## GIVEN RECORDS
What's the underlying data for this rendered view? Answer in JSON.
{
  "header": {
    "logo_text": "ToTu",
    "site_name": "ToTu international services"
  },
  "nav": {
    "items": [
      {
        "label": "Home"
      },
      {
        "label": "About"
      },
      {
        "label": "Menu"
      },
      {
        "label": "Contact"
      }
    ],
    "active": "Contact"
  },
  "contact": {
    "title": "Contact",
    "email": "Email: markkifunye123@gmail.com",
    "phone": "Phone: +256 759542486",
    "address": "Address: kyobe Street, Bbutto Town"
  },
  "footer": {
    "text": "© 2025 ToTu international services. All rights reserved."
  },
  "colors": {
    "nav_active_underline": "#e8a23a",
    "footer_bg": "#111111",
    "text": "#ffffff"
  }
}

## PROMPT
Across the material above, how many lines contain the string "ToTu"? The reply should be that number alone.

## YOUR SOLUTION
3